**Your objective:** Please work out how many lines of this material include "name", and answer with that number by itself.

**Listed records:**
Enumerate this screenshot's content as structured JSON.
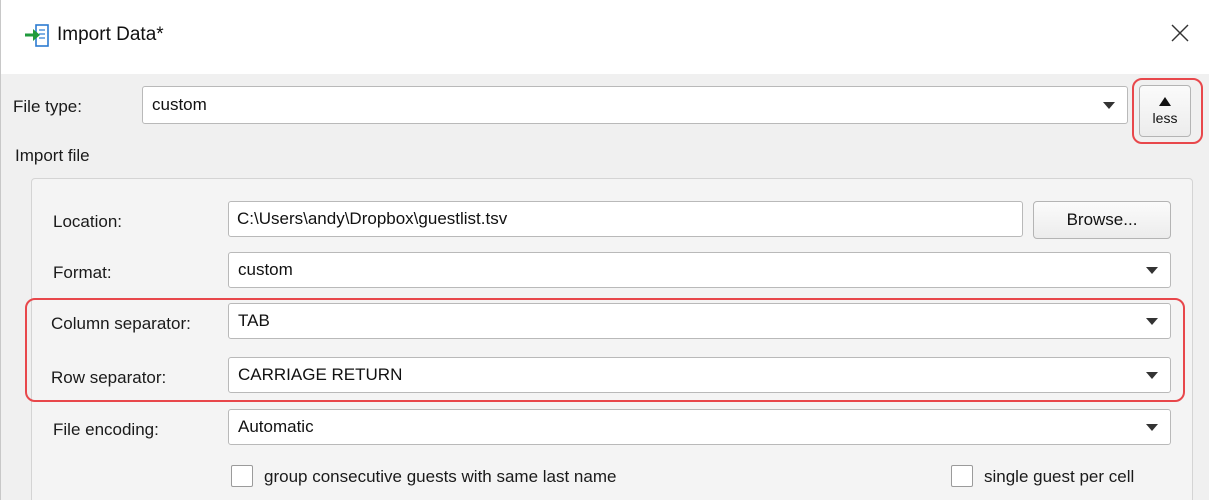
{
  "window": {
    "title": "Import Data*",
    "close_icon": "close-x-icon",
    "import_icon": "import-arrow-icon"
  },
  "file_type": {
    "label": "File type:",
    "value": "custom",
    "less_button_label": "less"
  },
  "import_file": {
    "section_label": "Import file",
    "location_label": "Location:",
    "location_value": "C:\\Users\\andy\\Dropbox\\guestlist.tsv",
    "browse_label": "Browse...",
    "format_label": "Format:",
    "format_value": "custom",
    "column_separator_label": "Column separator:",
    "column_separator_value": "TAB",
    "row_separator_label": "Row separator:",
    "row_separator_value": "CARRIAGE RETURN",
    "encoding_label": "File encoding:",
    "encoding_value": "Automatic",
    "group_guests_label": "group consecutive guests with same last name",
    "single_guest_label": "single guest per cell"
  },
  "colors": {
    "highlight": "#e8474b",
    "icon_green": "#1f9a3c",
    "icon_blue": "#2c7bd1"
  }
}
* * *
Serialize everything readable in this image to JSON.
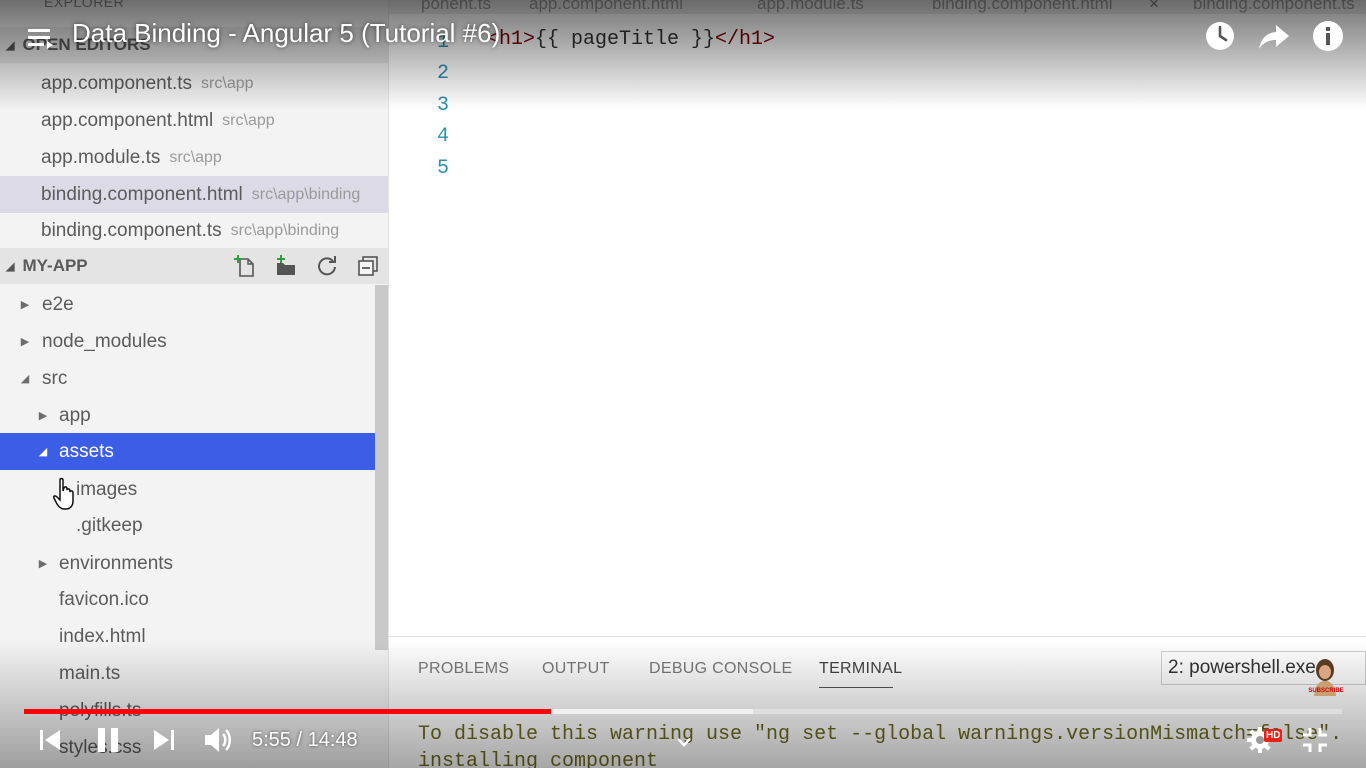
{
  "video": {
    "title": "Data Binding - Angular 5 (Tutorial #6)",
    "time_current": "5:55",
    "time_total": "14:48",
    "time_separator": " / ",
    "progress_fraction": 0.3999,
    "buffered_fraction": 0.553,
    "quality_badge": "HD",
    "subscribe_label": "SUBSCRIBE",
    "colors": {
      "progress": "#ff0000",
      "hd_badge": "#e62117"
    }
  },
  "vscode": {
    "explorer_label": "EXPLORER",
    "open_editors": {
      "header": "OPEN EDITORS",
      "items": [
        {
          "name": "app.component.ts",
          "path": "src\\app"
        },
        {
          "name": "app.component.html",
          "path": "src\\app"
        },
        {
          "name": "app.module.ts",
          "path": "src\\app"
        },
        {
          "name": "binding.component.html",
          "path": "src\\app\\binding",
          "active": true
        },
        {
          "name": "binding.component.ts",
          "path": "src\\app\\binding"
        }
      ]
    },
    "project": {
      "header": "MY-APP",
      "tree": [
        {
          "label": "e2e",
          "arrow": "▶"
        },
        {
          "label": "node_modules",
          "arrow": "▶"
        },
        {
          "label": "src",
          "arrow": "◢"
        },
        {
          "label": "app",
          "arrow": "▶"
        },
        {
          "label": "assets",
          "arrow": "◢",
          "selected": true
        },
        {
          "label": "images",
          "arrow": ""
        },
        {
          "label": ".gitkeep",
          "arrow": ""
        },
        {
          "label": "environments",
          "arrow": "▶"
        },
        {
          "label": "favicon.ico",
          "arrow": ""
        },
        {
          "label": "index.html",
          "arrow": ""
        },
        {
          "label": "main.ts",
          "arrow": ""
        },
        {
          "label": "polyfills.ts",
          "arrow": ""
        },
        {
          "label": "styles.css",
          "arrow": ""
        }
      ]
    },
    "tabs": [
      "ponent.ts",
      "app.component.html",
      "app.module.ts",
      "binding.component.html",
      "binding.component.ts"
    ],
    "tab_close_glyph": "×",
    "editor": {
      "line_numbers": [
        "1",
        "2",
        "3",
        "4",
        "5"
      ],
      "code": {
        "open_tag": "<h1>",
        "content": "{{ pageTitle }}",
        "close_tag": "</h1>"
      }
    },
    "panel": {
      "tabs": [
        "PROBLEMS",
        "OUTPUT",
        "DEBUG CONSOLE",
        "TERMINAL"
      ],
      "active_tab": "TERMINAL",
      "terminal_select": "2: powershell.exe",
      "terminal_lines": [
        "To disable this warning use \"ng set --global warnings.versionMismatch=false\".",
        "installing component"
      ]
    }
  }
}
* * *
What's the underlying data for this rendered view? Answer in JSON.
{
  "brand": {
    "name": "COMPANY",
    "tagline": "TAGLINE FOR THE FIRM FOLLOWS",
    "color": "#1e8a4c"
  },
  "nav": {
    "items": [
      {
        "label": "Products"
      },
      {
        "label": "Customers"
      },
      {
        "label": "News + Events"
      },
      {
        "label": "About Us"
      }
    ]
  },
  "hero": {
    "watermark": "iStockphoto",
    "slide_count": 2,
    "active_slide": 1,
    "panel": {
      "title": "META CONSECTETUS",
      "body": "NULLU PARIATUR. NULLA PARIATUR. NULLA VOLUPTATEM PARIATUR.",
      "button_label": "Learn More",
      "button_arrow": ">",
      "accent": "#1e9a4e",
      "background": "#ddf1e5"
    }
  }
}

**Solution:** 7